- TASK REQUIREMENTS:
Repeat everything in the data exactly except images.
╭──
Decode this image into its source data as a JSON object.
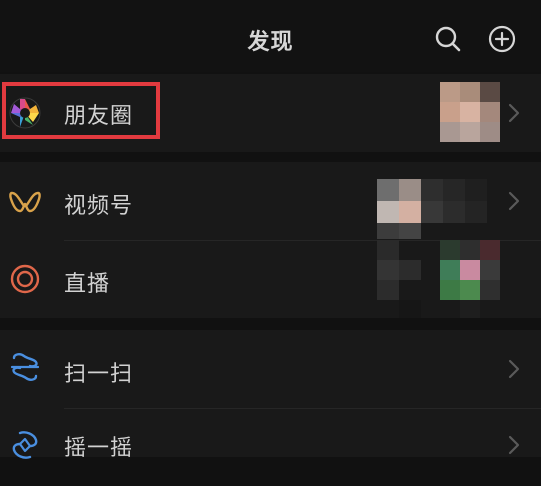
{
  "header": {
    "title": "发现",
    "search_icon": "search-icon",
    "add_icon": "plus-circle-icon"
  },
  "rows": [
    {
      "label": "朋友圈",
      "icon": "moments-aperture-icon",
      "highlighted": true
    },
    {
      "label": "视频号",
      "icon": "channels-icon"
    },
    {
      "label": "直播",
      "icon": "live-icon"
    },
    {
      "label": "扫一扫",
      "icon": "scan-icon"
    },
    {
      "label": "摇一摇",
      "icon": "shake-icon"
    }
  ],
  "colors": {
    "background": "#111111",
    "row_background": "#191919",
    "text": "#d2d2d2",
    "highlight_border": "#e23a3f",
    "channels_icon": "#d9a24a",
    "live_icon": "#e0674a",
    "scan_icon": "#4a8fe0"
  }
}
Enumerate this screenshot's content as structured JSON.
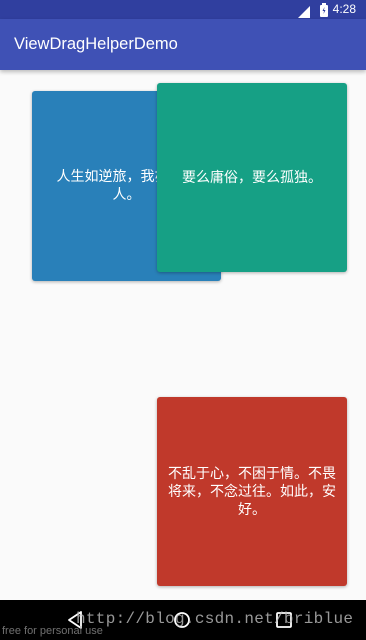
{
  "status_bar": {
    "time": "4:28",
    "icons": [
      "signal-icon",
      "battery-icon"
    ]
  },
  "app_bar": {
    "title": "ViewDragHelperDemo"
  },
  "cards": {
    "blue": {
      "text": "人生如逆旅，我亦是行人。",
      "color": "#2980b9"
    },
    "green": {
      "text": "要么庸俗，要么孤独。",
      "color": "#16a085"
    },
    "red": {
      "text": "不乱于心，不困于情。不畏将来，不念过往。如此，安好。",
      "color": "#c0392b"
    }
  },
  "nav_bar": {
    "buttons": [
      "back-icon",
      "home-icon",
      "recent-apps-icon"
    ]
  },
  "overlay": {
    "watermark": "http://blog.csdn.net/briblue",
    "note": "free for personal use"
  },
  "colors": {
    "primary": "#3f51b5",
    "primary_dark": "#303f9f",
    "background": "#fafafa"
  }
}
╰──
- TASK ANSWER:
Decode this image into its source data as a JSON object.
{
  "header": {
    "title": "发现",
    "search_icon": "search-icon",
    "add_icon": "plus-circle-icon"
  },
  "rows": [
    {
      "label": "朋友圈",
      "icon": "moments-aperture-icon",
      "highlighted": true
    },
    {
      "label": "视频号",
      "icon": "channels-icon"
    },
    {
      "label": "直播",
      "icon": "live-icon"
    },
    {
      "label": "扫一扫",
      "icon": "scan-icon"
    },
    {
      "label": "摇一摇",
      "icon": "shake-icon"
    }
  ],
  "colors": {
    "background": "#111111",
    "row_background": "#191919",
    "text": "#d2d2d2",
    "highlight_border": "#e23a3f",
    "channels_icon": "#d9a24a",
    "live_icon": "#e0674a",
    "scan_icon": "#4a8fe0"
  }
}
Enumerate this screenshot's content as structured JSON.
{
  "status_bar": {
    "time": "4:28",
    "icons": [
      "signal-icon",
      "battery-icon"
    ]
  },
  "app_bar": {
    "title": "ViewDragHelperDemo"
  },
  "cards": {
    "blue": {
      "text": "人生如逆旅，我亦是行人。",
      "color": "#2980b9"
    },
    "green": {
      "text": "要么庸俗，要么孤独。",
      "color": "#16a085"
    },
    "red": {
      "text": "不乱于心，不困于情。不畏将来，不念过往。如此，安好。",
      "color": "#c0392b"
    }
  },
  "nav_bar": {
    "buttons": [
      "back-icon",
      "home-icon",
      "recent-apps-icon"
    ]
  },
  "overlay": {
    "watermark": "http://blog.csdn.net/briblue",
    "note": "free for personal use"
  },
  "colors": {
    "primary": "#3f51b5",
    "primary_dark": "#303f9f",
    "background": "#fafafa"
  }
}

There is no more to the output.